(Page and application data records)
_ _ _ _ _ _ _
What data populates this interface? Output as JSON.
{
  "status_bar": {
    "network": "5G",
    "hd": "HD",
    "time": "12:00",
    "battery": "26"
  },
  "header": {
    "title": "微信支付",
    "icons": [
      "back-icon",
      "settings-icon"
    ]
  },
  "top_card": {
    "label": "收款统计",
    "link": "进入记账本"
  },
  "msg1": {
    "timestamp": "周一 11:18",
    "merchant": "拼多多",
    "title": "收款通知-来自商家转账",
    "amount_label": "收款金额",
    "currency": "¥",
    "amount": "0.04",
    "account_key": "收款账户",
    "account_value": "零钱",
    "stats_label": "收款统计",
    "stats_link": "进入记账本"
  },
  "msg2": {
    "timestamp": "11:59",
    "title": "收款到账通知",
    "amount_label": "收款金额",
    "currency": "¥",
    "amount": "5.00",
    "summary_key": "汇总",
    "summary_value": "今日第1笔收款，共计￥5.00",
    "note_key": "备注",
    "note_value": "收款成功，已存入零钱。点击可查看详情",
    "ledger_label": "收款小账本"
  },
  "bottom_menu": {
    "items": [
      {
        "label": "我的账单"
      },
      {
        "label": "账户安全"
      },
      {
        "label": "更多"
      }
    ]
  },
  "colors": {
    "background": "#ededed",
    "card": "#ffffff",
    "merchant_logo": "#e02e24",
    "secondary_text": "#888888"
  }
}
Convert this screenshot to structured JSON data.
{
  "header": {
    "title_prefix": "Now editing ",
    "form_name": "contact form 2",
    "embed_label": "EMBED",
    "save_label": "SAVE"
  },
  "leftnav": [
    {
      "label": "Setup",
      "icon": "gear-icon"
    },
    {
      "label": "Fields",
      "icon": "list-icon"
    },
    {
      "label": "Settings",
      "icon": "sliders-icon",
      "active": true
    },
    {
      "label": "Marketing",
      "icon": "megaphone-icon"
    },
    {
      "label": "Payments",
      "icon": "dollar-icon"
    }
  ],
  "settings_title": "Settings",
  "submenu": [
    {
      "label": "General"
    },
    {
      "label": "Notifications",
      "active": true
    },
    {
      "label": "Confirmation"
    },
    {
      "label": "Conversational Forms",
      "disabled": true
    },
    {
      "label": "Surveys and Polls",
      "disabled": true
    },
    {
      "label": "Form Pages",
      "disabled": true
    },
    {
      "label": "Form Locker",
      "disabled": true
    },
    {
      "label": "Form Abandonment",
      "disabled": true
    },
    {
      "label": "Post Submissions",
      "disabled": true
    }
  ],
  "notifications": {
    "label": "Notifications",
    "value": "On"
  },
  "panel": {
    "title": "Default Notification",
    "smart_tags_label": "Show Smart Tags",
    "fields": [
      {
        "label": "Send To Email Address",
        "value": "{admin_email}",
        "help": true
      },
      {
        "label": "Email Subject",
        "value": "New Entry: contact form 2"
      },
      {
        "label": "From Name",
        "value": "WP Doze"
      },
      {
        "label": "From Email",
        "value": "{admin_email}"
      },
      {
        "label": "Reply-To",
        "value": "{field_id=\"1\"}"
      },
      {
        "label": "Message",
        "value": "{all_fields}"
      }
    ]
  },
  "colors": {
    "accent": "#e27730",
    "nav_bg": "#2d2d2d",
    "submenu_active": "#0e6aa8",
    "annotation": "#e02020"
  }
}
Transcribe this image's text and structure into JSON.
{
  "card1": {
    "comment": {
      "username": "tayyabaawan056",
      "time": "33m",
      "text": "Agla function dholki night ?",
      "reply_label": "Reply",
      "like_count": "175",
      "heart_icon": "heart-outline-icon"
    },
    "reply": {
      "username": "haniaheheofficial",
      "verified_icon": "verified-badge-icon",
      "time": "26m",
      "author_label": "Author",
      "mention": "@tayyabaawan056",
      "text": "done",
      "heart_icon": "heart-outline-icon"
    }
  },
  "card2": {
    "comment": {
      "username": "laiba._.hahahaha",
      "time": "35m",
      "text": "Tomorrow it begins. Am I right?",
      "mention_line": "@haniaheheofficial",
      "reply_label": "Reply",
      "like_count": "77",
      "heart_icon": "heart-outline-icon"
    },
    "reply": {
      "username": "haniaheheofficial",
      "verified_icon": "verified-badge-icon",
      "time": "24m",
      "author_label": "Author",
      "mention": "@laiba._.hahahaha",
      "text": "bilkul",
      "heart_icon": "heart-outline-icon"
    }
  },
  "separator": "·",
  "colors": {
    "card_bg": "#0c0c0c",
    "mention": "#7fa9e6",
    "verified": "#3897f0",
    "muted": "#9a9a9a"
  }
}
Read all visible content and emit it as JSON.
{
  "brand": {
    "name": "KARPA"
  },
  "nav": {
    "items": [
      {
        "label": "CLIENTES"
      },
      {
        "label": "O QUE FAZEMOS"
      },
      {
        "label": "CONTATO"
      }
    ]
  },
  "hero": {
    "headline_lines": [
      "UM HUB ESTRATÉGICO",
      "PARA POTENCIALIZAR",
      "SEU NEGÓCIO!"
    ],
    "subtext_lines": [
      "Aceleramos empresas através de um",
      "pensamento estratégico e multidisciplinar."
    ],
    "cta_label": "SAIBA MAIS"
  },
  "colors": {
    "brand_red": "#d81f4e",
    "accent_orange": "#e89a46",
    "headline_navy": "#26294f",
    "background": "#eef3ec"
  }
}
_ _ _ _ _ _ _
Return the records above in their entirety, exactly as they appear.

What data populates this interface? Output as JSON.
{
  "status_bar": {
    "network": "5G",
    "hd": "HD",
    "time": "12:00",
    "battery": "26"
  },
  "header": {
    "title": "微信支付",
    "icons": [
      "back-icon",
      "settings-icon"
    ]
  },
  "top_card": {
    "label": "收款统计",
    "link": "进入记账本"
  },
  "msg1": {
    "timestamp": "周一 11:18",
    "merchant": "拼多多",
    "title": "收款通知-来自商家转账",
    "amount_label": "收款金额",
    "currency": "¥",
    "amount": "0.04",
    "account_key": "收款账户",
    "account_value": "零钱",
    "stats_label": "收款统计",
    "stats_link": "进入记账本"
  },
  "msg2": {
    "timestamp": "11:59",
    "title": "收款到账通知",
    "amount_label": "收款金额",
    "currency": "¥",
    "amount": "5.00",
    "summary_key": "汇总",
    "summary_value": "今日第1笔收款，共计￥5.00",
    "note_key": "备注",
    "note_value": "收款成功，已存入零钱。点击可查看详情",
    "ledger_label": "收款小账本"
  },
  "bottom_menu": {
    "items": [
      {
        "label": "我的账单"
      },
      {
        "label": "账户安全"
      },
      {
        "label": "更多"
      }
    ]
  },
  "colors": {
    "background": "#ededed",
    "card": "#ffffff",
    "merchant_logo": "#e02e24",
    "secondary_text": "#888888"
  }
}
Convert this screenshot to structured JSON data.
{
  "header": {
    "title_prefix": "Now editing ",
    "form_name": "contact form 2",
    "embed_label": "EMBED",
    "save_label": "SAVE"
  },
  "leftnav": [
    {
      "label": "Setup",
      "icon": "gear-icon"
    },
    {
      "label": "Fields",
      "icon": "list-icon"
    },
    {
      "label": "Settings",
      "icon": "sliders-icon",
      "active": true
    },
    {
      "label": "Marketing",
      "icon": "megaphone-icon"
    },
    {
      "label": "Payments",
      "icon": "dollar-icon"
    }
  ],
  "settings_title": "Settings",
  "submenu": [
    {
      "label": "General"
    },
    {
      "label": "Notifications",
      "active": true
    },
    {
      "label": "Confirmation"
    },
    {
      "label": "Conversational Forms",
      "disabled": true
    },
    {
      "label": "Surveys and Polls",
      "disabled": true
    },
    {
      "label": "Form Pages",
      "disabled": true
    },
    {
      "label": "Form Locker",
      "disabled": true
    },
    {
      "label": "Form Abandonment",
      "disabled": true
    },
    {
      "label": "Post Submissions",
      "disabled": true
    }
  ],
  "notifications": {
    "label": "Notifications",
    "value": "On"
  },
  "panel": {
    "title": "Default Notification",
    "smart_tags_label": "Show Smart Tags",
    "fields": [
      {
        "label": "Send To Email Address",
        "value": "{admin_email}",
        "help": true
      },
      {
        "label": "Email Subject",
        "value": "New Entry: contact form 2"
      },
      {
        "label": "From Name",
        "value": "WP Doze"
      },
      {
        "label": "From Email",
        "value": "{admin_email}"
      },
      {
        "label": "Reply-To",
        "value": "{field_id=\"1\"}"
      },
      {
        "label": "Message",
        "value": "{all_fields}"
      }
    ]
  },
  "colors": {
    "accent": "#e27730",
    "nav_bg": "#2d2d2d",
    "submenu_active": "#0e6aa8",
    "annotation": "#e02020"
  }
}
Transcribe this image's text and structure into JSON.
{
  "card1": {
    "comment": {
      "username": "tayyabaawan056",
      "time": "33m",
      "text": "Agla function dholki night ?",
      "reply_label": "Reply",
      "like_count": "175",
      "heart_icon": "heart-outline-icon"
    },
    "reply": {
      "username": "haniaheheofficial",
      "verified_icon": "verified-badge-icon",
      "time": "26m",
      "author_label": "Author",
      "mention": "@tayyabaawan056",
      "text": "done",
      "heart_icon": "heart-outline-icon"
    }
  },
  "card2": {
    "comment": {
      "username": "laiba._.hahahaha",
      "time": "35m",
      "text": "Tomorrow it begins. Am I right?",
      "mention_line": "@haniaheheofficial",
      "reply_label": "Reply",
      "like_count": "77",
      "heart_icon": "heart-outline-icon"
    },
    "reply": {
      "username": "haniaheheofficial",
      "verified_icon": "verified-badge-icon",
      "time": "24m",
      "author_label": "Author",
      "mention": "@laiba._.hahahaha",
      "text": "bilkul",
      "heart_icon": "heart-outline-icon"
    }
  },
  "separator": "·",
  "colors": {
    "card_bg": "#0c0c0c",
    "mention": "#7fa9e6",
    "verified": "#3897f0",
    "muted": "#9a9a9a"
  }
}
Read all visible content and emit it as JSON.
{
  "brand": {
    "name": "KARPA"
  },
  "nav": {
    "items": [
      {
        "label": "CLIENTES"
      },
      {
        "label": "O QUE FAZEMOS"
      },
      {
        "label": "CONTATO"
      }
    ]
  },
  "hero": {
    "headline_lines": [
      "UM HUB ESTRATÉGICO",
      "PARA POTENCIALIZAR",
      "SEU NEGÓCIO!"
    ],
    "subtext_lines": [
      "Aceleramos empresas através de um",
      "pensamento estratégico e multidisciplinar."
    ],
    "cta_label": "SAIBA MAIS"
  },
  "colors": {
    "brand_red": "#d81f4e",
    "accent_orange": "#e89a46",
    "headline_navy": "#26294f",
    "background": "#eef3ec"
  }
}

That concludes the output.